  • Active/Reserve:Both
  • Officer/Enlisted:Officer
  • Restrictions:None

Overview

Neurologists provide treatment for patients suffering from diseases of the central and peripheral nervous systems. As an officer on the U.S. Army health care team, you can build a distinguished medical career while making a difference in the lives of the Soldiers and their families.

Job Duties

  • Examine, diagnose and treat personnel with disorders of the nervous system
  • Directs clinical Neurophysiology Laboratory and interprets the studies
  • Exercise command of medical units as provided by law and regulation
  • Perform staff functions in health support for commanders at all levels
  • Participate graduate medical education and train other personnel
  • Serve unique duty positions for the neurology service and the medical school faculty
  • Requirements

    Active Duty
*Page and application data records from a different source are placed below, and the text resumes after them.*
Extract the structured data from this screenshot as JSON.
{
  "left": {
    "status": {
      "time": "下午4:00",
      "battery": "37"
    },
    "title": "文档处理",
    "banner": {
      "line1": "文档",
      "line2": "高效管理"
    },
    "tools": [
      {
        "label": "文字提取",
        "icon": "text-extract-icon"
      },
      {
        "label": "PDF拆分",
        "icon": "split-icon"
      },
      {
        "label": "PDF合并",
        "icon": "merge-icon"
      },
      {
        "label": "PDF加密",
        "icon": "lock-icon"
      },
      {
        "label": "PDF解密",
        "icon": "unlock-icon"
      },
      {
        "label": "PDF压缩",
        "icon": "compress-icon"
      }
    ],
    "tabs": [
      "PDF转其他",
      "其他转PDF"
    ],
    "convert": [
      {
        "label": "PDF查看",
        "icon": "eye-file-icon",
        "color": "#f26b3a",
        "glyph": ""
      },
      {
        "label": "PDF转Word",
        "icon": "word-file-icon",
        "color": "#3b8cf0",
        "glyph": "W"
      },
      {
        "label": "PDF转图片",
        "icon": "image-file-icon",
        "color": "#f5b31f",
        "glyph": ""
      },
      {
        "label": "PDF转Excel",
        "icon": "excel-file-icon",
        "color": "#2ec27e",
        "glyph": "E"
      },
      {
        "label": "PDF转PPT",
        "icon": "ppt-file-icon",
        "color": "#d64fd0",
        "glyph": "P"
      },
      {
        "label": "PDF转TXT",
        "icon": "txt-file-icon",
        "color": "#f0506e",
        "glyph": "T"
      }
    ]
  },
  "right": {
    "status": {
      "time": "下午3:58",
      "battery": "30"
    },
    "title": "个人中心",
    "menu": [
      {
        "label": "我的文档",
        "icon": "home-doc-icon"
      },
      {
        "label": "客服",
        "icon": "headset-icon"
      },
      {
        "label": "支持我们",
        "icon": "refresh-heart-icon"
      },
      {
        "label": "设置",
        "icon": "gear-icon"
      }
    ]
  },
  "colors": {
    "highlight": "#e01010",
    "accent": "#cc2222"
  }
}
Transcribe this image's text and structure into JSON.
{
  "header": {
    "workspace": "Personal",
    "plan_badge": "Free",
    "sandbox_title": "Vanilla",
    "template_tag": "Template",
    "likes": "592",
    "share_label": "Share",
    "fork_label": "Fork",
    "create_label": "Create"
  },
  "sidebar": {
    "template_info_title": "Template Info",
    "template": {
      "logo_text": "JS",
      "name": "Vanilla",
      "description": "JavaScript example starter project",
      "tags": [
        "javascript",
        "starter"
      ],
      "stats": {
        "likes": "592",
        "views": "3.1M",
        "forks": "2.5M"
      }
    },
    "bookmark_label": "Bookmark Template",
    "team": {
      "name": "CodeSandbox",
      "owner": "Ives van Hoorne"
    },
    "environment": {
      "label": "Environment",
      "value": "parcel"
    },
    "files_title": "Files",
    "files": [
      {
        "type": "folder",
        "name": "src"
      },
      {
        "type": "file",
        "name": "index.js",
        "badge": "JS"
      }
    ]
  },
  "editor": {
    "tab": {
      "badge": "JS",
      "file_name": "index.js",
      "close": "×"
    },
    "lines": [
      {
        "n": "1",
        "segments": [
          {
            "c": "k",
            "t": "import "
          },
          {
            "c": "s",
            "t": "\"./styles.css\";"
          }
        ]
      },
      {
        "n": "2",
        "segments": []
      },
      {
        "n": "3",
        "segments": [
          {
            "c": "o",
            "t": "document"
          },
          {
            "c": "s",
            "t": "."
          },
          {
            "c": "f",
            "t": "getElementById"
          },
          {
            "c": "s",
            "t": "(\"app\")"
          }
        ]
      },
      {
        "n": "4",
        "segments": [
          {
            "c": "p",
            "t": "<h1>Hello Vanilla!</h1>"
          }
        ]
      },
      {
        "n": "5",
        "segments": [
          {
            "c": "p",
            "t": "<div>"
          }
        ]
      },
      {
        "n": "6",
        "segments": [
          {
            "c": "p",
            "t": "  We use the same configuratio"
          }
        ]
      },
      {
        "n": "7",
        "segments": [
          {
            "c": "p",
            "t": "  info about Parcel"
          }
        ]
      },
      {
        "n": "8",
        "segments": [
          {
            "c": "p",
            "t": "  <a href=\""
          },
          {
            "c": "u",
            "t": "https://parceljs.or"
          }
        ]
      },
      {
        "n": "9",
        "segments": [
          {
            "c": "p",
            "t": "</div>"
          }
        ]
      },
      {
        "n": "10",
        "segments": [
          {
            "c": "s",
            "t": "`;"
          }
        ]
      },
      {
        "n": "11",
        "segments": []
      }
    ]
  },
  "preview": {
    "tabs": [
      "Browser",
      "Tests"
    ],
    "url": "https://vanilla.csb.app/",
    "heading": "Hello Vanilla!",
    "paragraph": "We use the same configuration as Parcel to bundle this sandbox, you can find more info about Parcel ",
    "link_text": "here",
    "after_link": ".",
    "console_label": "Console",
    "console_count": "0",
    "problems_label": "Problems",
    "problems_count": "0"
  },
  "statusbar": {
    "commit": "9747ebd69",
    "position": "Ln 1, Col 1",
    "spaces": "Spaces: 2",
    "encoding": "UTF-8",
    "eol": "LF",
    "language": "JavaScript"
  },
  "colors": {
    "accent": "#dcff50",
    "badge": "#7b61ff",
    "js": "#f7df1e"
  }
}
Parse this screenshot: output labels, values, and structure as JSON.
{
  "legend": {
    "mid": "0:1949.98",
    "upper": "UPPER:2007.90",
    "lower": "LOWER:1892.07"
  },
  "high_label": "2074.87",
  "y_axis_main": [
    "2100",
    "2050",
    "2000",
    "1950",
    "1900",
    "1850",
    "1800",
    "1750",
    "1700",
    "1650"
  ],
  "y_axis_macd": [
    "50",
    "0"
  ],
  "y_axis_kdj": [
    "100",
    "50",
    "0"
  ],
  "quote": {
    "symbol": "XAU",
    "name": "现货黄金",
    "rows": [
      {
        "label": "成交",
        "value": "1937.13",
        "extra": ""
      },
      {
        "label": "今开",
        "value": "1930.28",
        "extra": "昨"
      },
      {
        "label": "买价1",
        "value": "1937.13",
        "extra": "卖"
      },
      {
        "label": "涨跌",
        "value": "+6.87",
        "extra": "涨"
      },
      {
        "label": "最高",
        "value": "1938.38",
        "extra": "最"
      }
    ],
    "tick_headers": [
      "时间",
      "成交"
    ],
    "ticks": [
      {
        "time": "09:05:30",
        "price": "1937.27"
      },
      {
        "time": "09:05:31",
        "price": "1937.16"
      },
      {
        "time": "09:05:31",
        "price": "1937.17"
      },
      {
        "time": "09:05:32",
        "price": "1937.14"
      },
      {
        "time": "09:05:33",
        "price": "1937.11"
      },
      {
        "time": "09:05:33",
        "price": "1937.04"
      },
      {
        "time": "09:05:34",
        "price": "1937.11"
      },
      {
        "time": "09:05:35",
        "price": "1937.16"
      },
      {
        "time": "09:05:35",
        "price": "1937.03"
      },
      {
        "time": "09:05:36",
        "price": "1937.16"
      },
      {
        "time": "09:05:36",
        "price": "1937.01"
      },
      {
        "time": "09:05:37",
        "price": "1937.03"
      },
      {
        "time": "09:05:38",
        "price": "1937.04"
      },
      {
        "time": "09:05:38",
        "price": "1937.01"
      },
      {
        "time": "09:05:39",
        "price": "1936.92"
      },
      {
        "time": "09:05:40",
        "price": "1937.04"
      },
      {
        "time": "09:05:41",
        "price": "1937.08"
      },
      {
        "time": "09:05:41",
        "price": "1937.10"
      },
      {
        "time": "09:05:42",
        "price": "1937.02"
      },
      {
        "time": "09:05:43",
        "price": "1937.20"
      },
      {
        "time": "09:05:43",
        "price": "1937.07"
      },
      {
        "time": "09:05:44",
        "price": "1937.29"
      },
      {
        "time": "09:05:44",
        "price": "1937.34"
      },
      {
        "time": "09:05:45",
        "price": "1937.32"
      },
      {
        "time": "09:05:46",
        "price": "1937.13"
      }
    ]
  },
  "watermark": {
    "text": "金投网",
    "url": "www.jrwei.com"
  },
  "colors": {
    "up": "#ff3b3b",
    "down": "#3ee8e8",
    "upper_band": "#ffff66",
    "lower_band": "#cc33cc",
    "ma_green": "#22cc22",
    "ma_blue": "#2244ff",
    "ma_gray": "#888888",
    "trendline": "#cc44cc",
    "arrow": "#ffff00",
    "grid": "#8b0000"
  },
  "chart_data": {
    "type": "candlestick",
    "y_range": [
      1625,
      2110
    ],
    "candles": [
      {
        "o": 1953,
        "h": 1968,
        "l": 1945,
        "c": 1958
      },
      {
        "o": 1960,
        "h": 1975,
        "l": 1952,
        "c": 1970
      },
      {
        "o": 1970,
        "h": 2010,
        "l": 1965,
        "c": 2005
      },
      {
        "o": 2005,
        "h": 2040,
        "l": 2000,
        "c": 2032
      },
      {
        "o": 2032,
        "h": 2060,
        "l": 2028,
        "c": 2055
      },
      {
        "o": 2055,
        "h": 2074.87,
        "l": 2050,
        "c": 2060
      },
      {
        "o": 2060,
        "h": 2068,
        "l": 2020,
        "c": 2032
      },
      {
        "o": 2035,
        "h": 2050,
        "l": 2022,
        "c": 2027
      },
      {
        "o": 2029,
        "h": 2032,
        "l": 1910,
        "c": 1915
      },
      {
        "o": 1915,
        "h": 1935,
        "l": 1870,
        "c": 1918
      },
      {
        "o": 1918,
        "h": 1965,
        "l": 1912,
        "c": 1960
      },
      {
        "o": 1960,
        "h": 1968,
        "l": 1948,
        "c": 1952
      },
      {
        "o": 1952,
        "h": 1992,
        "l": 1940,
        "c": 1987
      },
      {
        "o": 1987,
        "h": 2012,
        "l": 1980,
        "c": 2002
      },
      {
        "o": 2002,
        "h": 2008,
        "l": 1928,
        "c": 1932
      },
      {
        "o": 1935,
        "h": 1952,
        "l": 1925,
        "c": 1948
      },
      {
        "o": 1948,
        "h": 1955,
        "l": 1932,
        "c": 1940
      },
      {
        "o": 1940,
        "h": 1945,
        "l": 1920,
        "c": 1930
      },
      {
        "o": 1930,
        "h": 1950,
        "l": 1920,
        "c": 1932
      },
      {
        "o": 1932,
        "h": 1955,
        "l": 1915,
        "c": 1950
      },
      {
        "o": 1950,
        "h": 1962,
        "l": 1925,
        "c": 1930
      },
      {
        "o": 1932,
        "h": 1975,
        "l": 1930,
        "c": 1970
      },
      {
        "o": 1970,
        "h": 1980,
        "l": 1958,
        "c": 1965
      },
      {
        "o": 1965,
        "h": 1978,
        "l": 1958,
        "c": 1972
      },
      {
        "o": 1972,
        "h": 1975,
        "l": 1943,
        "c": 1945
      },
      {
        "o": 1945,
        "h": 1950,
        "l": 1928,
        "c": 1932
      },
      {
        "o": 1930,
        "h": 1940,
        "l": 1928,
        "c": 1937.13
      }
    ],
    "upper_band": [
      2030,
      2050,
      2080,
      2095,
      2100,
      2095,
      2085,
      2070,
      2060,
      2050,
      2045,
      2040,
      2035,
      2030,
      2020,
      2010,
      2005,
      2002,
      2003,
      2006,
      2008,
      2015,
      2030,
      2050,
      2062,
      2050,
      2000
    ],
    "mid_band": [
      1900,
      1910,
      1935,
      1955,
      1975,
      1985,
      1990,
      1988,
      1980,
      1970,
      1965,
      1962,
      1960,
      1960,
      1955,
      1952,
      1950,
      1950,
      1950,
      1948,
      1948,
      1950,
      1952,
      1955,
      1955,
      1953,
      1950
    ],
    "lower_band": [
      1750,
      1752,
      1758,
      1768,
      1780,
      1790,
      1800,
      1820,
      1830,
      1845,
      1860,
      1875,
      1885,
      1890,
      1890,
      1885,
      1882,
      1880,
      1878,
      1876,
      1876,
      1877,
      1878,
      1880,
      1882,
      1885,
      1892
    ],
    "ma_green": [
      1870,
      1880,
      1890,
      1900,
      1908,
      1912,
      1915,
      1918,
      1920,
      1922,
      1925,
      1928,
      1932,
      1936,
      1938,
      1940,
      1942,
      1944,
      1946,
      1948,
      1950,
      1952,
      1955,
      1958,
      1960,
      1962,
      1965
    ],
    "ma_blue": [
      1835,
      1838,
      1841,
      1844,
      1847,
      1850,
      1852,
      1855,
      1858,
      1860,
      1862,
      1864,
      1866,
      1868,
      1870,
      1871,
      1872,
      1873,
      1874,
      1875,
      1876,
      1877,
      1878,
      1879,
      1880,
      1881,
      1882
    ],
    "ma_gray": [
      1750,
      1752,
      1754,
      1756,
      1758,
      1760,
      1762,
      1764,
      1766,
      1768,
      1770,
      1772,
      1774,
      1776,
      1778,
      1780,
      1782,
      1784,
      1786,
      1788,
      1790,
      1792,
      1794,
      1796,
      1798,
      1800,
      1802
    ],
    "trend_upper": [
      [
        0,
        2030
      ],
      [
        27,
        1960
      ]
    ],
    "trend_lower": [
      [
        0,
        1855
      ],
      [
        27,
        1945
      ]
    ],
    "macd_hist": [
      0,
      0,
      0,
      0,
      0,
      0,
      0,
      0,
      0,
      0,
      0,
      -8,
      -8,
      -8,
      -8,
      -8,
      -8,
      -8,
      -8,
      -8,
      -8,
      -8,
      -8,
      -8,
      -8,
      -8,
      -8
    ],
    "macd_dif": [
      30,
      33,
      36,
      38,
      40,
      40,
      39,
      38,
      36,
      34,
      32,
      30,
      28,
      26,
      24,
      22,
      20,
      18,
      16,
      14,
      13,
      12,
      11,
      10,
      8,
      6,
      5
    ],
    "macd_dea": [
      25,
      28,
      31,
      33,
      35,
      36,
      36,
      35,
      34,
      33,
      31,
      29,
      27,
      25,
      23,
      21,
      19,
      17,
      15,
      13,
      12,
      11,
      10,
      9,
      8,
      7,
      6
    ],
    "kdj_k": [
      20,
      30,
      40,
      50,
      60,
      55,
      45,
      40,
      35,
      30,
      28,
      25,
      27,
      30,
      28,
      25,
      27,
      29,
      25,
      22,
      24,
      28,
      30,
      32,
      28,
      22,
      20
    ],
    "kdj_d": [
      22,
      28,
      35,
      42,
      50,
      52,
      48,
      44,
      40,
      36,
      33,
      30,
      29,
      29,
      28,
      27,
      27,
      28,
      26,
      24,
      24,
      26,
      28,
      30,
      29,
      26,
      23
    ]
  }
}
  • Doctor of medicine/osteopathy degree from an accredited U.S. school (foreign graduates may apply if they have a permanent certificate from the Educational Commission of Foreign Medical Graduates)
  • Current license to practice medicine in the United States, District of Columbia or Puerto Rico
  • Eligibility for board certification
  • Completion of at least one year of an approved graduate medical education internship
  • Completion of a training program in neurology
  • Must be between 21 and 42 years of age (may request a waiver, Locate A Recruiter for more information)
  • Must be a U.S. citizen
  • Army Reserve
  • In addition to the above qualifications, permanent U.S. residency is required for Reserve duty officers.
  • Training

    Job training for an Army medical officer includes first-year graduate medical education, residency and fellowship programs. Qualifying students benefit through unique training experiences and get to attend certain military short courses designed to develop tactical, technical and operational skills unique to the military environment. As an Army Medical Corps officer, you'll have access to the most sophisticated technologies and the opportunity to consult with experts in both the military and private sectors.

    Helpful Skills

  • Ability to make accurate, immediate decisions
  • Perform under stress
  • Apply critical technical and thinking skills
  • Tremendous concentration
  • ASVAB

    The Armed Services Vocational Aptitude Battery (ASVAB) is an examination that is administered by the United States Military Entrance Processing Command. It is used to determine qualification and helps predict future academic and occupational success in the military.

  • No ASVAB
  • Compensation

    Active Duty
    In addition to the many privileges that come from being on the U.S. Army health care team, you'll also be rewarded with:

  • 30 days of paid vacation earned annually
  • Noncontributory retirement benefits with 20 years of qualifying service
  • Nocost or lowcost medical and dental care for you and your family
  • Army Reserve
  • Health Professional Special Pay
  • Health Professionals Loan Repayment
  • Noncontributory retirement benefits at age 60 with 20 years of qualifying service
  • Lowcost life and dental insurance, and travel opportunities
  • Active Duty & Reserve
  • Commissary/Post exchange shopping privileges
  • Flexible retirement savings/investment plan similar to a 401(k)
  • May receive pay for┬ácontinuing education and specialized training

  • See the whole list of Army Occupational Specialties here

    To learn more about the Army's rank structure, see our complete list of Army ranks.
    To see a list of military medals and decorations that can be earned by servicemembers in the Army and other branches of the military, see our list of military decorations and medals.